From Earth, a telescopic view like that in the small insert would be an exceptional treat. But now, with LRO looking to the side as well as straight down we can investigate lunar features better than ever before. The east looking view of the large image is along the Cauchy Fault, with the 6 km wide crater Cauchy B being just below the "y" in the Rupes Cauchy label on the insert. This fault seems softer and less steep than the Straigh Wall, suggesting that the Cauchy Fault may be older - it is hard to date faults! On the LRO Featured Image page geologist Jeff Plescia says the fault is about 300 high with an average slope of ~15°. Two things of interest are well illustrated with this view. First, at bottom left the fault changes into a rille, or as geologists say, a graben. The transformation is a little messy, with a shallow depression at the foot of the scarp - as occurs other places along the front of the fault - disappearing for a kilometer or two and then becoming deeper. This transitional segment cuts across a short rille that is offset, with another offset, or en echelon, segment close to the bottom right corner. The fault also changes into a rille at its eastern end - I am unaware that anyone has modeled the stresses that would cause this to occur. The second thing that fascinates me are the wedges of material that occur at top right and above the Cauchy B crater. The topo cross-section traces the top wedge from right to left. The wedge bends up from the level mare to a height of about 60 m and then drops to a valley (visible in the large image), from which the fault scarp rises. These wedges are of especial interest to me because I was one of the first people to report them. In an issue of the BAA journal The Moon from the mid-60s I described a rille at the base of the scarp that I observed with a Kit Peak 16" telescope.
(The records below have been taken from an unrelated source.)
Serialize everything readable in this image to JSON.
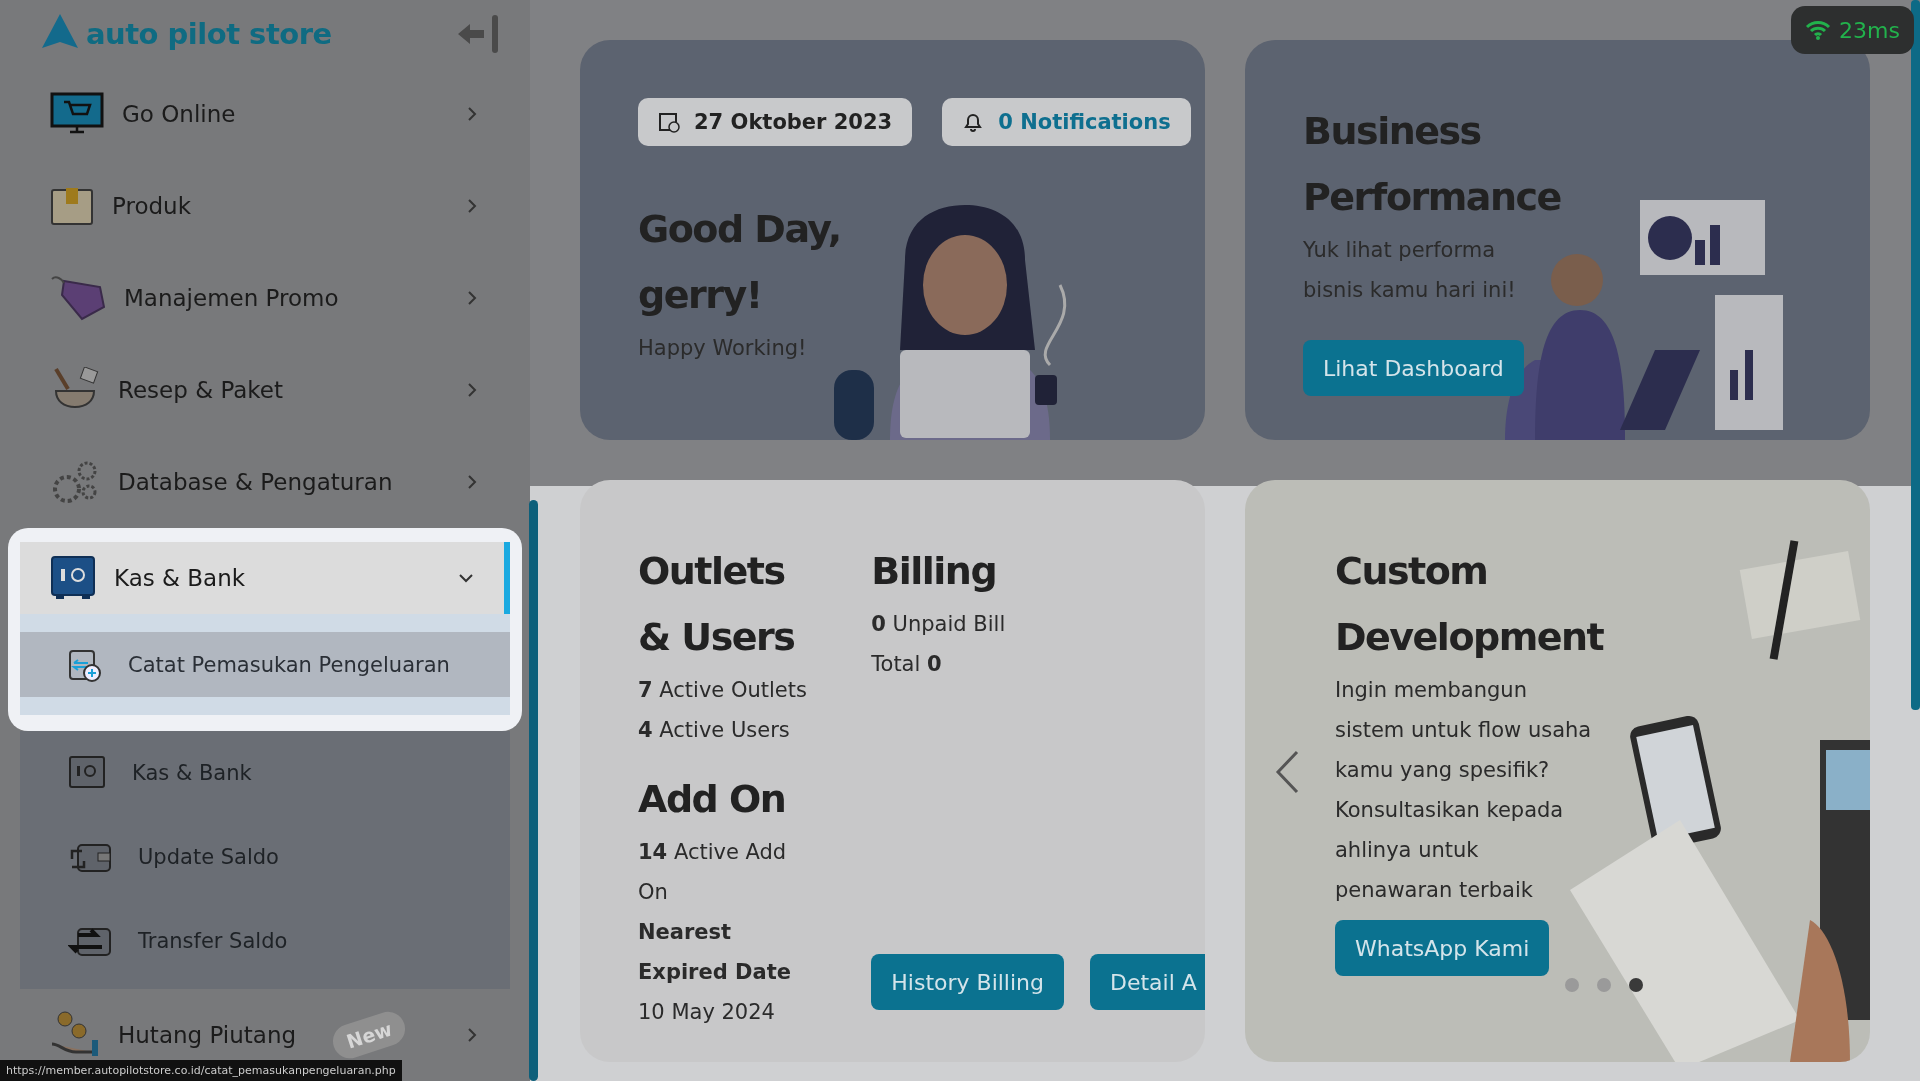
{
  "logo": {
    "text": "auto pilot store"
  },
  "sidebar": {
    "items": [
      {
        "label": "Go Online",
        "expanded": false,
        "spotlight": false
      },
      {
        "label": "Produk",
        "expanded": false,
        "spotlight": false
      },
      {
        "label": "Manajemen Promo",
        "expanded": false,
        "spotlight": false
      },
      {
        "label": "Resep & Paket",
        "expanded": false,
        "spotlight": false
      },
      {
        "label": "Database & Pengaturan",
        "expanded": false,
        "spotlight": false
      },
      {
        "label": "Kas & Bank",
        "expanded": true,
        "spotlight": true,
        "children": [
          {
            "label": "Catat Pemasukan Pengeluaran",
            "selected": true
          },
          {
            "label": "Kas & Bank",
            "selected": false
          },
          {
            "label": "Update Saldo",
            "selected": false
          },
          {
            "label": "Transfer Saldo",
            "selected": false
          }
        ]
      },
      {
        "label": "Hutang Piutang",
        "expanded": false,
        "spotlight": false,
        "badge": "New"
      }
    ]
  },
  "latency": "23ms",
  "welcome": {
    "date": "27 Oktober 2023",
    "notifications": "0 Notifications",
    "greeting": "Good Day, gerry!",
    "subtitle": "Happy Working!"
  },
  "performance": {
    "title": "Business Performance",
    "text": "Yuk lihat performa bisnis kamu hari ini!",
    "button": "Lihat Dashboard"
  },
  "outlets": {
    "title": "Outlets & Users",
    "stats": [
      "**7** Active Outlets",
      "**4** Active Users"
    ]
  },
  "addon": {
    "title": "Add On",
    "stats": [
      "**14** Active Add On",
      "**Nearest Expired Date**",
      "10 May 2024"
    ]
  },
  "billing": {
    "title": "Billing",
    "stats": [
      "**0** Unpaid Bill",
      "Total **0**"
    ],
    "buttons": [
      "History Billing",
      "Detail A"
    ]
  },
  "custom": {
    "title": "Custom Development",
    "text": "Ingin membangun sistem untuk flow usaha kamu yang spesifik? Konsultasikan kepada ahlinya untuk penawaran terbaik",
    "button": "WhatsApp Kami",
    "dots": [
      {
        "selected": false
      },
      {
        "selected": false
      },
      {
        "selected": true
      }
    ]
  },
  "status_url": "https://member.autopilotstore.co.id/catat_pemasukanpengeluaran.php"
}
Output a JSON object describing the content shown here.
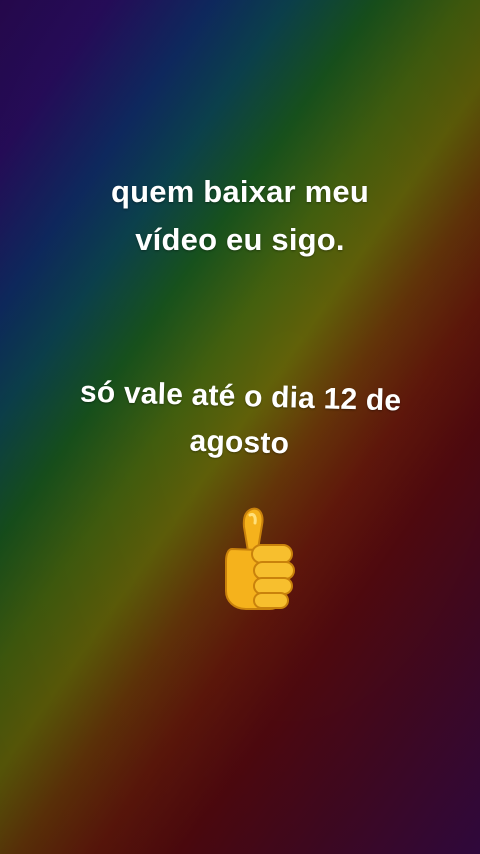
{
  "post": {
    "line1": "quem baixar meu",
    "line2": "vídeo eu sigo.",
    "line3": "só vale até o dia 12 de",
    "line4": "agosto",
    "emoji_icon": "thumbs-up-icon"
  },
  "colors": {
    "text": "#ffffff",
    "thumb_fill": "#f5b21c",
    "thumb_shadow": "#c9820c"
  }
}
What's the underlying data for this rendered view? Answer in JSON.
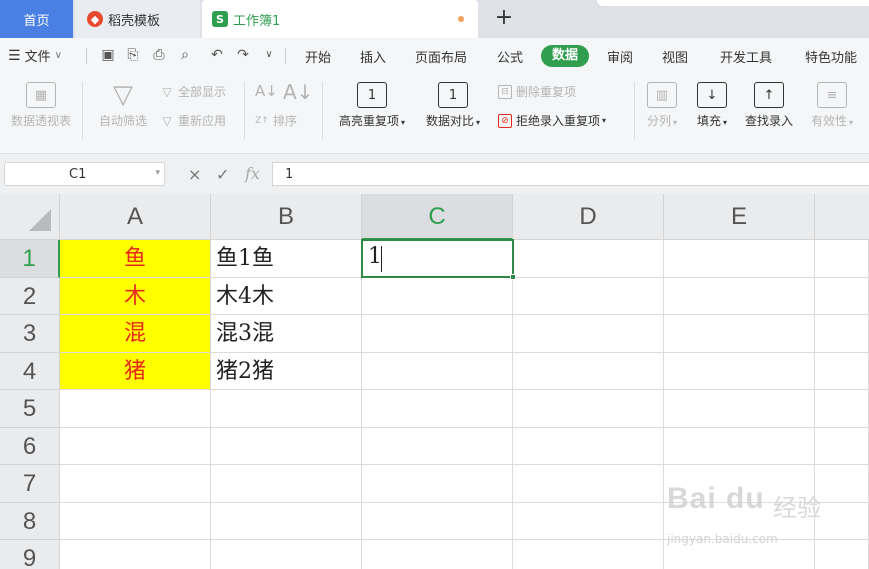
{
  "tabs": {
    "home": "首页",
    "docer": "稻壳模板",
    "workbook": "工作簿1",
    "add": "+"
  },
  "menu": {
    "file": "文件",
    "items": [
      "开始",
      "插入",
      "页面布局",
      "公式",
      "数据",
      "审阅",
      "视图",
      "开发工具",
      "特色功能"
    ],
    "active": "数据"
  },
  "ribbon": {
    "pivot": "数据透视表",
    "autofilter": "自动筛选",
    "show_all": "全部显示",
    "reapply": "重新应用",
    "sort": "排序",
    "highlight_dup": "高亮重复项",
    "compare": "数据对比",
    "remove_dup": "删除重复项",
    "reject_dup": "拒绝录入重复项",
    "split": "分列",
    "fill": "填充",
    "lookup": "查找录入",
    "validity": "有效性"
  },
  "formula_bar": {
    "name_box": "C1",
    "cancel": "×",
    "confirm": "✓",
    "fx": "fx",
    "value": "1"
  },
  "grid": {
    "columns": [
      "A",
      "B",
      "C",
      "D",
      "E"
    ],
    "selected_column": "C",
    "rows": [
      "1",
      "2",
      "3",
      "4",
      "5",
      "6",
      "7",
      "8",
      "9"
    ],
    "selected_row": "1",
    "col_a": [
      "鱼",
      "木",
      "混",
      "猪"
    ],
    "col_b": [
      "鱼1鱼",
      "木4木",
      "混3混",
      "猪2猪"
    ],
    "c1": "1",
    "highlight_color": "#ffff00",
    "text_color_a": "#e8281a",
    "accent": "#2f9f4f"
  },
  "watermark": {
    "logo": "Bai du",
    "text": "经验",
    "url": "jingyan.baidu.com"
  }
}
I could see the narrow shadow cast by the wedge but didn't detect the wedge itself.
Rükl plate 36
Yesterday's LPOD: Mystical Minsk Miracle
Tomorrow's LPOD: Amazing Graces